══ Data in this exercise ══
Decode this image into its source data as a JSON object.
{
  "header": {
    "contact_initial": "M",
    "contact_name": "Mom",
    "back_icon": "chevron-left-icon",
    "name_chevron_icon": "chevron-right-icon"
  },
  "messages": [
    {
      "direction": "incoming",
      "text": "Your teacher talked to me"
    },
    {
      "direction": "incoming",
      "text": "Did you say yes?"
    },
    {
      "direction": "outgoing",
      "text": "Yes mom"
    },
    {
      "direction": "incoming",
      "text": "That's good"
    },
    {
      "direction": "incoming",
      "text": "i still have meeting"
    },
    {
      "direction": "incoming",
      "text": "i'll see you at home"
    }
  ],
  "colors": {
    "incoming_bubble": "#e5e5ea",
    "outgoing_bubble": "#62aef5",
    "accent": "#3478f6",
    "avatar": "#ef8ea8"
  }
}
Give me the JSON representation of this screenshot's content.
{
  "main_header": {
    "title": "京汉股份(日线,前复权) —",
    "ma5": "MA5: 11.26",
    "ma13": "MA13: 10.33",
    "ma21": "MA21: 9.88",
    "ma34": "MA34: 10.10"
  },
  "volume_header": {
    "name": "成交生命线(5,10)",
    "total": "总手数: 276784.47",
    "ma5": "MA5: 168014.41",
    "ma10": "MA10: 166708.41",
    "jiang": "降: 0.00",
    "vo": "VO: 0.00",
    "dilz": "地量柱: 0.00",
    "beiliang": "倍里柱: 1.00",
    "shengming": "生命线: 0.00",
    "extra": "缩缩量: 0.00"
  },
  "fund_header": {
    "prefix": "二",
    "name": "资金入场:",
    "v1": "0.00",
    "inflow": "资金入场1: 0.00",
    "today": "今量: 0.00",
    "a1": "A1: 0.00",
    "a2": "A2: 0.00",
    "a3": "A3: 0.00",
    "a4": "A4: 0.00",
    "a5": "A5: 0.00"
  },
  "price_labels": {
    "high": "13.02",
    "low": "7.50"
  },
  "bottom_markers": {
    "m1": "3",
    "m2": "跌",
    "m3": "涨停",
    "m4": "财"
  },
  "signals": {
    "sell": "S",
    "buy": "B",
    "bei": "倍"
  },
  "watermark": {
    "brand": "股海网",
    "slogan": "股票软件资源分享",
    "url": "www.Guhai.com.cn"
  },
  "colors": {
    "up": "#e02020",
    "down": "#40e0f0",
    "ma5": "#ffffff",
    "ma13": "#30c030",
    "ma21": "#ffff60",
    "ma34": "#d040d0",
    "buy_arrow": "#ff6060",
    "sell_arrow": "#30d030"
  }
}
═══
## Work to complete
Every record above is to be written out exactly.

## Worked solution
Decode this image into its source data as a JSON object.
{
  "header": {
    "contact_initial": "M",
    "contact_name": "Mom",
    "back_icon": "chevron-left-icon",
    "name_chevron_icon": "chevron-right-icon"
  },
  "messages": [
    {
      "direction": "incoming",
      "text": "Your teacher talked to me"
    },
    {
      "direction": "incoming",
      "text": "Did you say yes?"
    },
    {
      "direction": "outgoing",
      "text": "Yes mom"
    },
    {
      "direction": "incoming",
      "text": "That's good"
    },
    {
      "direction": "incoming",
      "text": "i still have meeting"
    },
    {
      "direction": "incoming",
      "text": "i'll see you at home"
    }
  ],
  "colors": {
    "incoming_bubble": "#e5e5ea",
    "outgoing_bubble": "#62aef5",
    "accent": "#3478f6",
    "avatar": "#ef8ea8"
  }
}
Give me the JSON representation of this screenshot's content.
{
  "main_header": {
    "title": "京汉股份(日线,前复权) —",
    "ma5": "MA5: 11.26",
    "ma13": "MA13: 10.33",
    "ma21": "MA21: 9.88",
    "ma34": "MA34: 10.10"
  },
  "volume_header": {
    "name": "成交生命线(5,10)",
    "total": "总手数: 276784.47",
    "ma5": "MA5: 168014.41",
    "ma10": "MA10: 166708.41",
    "jiang": "降: 0.00",
    "vo": "VO: 0.00",
    "dilz": "地量柱: 0.00",
    "beiliang": "倍里柱: 1.00",
    "shengming": "生命线: 0.00",
    "extra": "缩缩量: 0.00"
  },
  "fund_header": {
    "prefix": "二",
    "name": "资金入场:",
    "v1": "0.00",
    "inflow": "资金入场1: 0.00",
    "today": "今量: 0.00",
    "a1": "A1: 0.00",
    "a2": "A2: 0.00",
    "a3": "A3: 0.00",
    "a4": "A4: 0.00",
    "a5": "A5: 0.00"
  },
  "price_labels": {
    "high": "13.02",
    "low": "7.50"
  },
  "bottom_markers": {
    "m1": "3",
    "m2": "跌",
    "m3": "涨停",
    "m4": "财"
  },
  "signals": {
    "sell": "S",
    "buy": "B",
    "bei": "倍"
  },
  "watermark": {
    "brand": "股海网",
    "slogan": "股票软件资源分享",
    "url": "www.Guhai.com.cn"
  },
  "colors": {
    "up": "#e02020",
    "down": "#40e0f0",
    "ma5": "#ffffff",
    "ma13": "#30c030",
    "ma21": "#ffff60",
    "ma34": "#d040d0",
    "buy_arrow": "#ff6060",
    "sell_arrow": "#30d030"
  }
}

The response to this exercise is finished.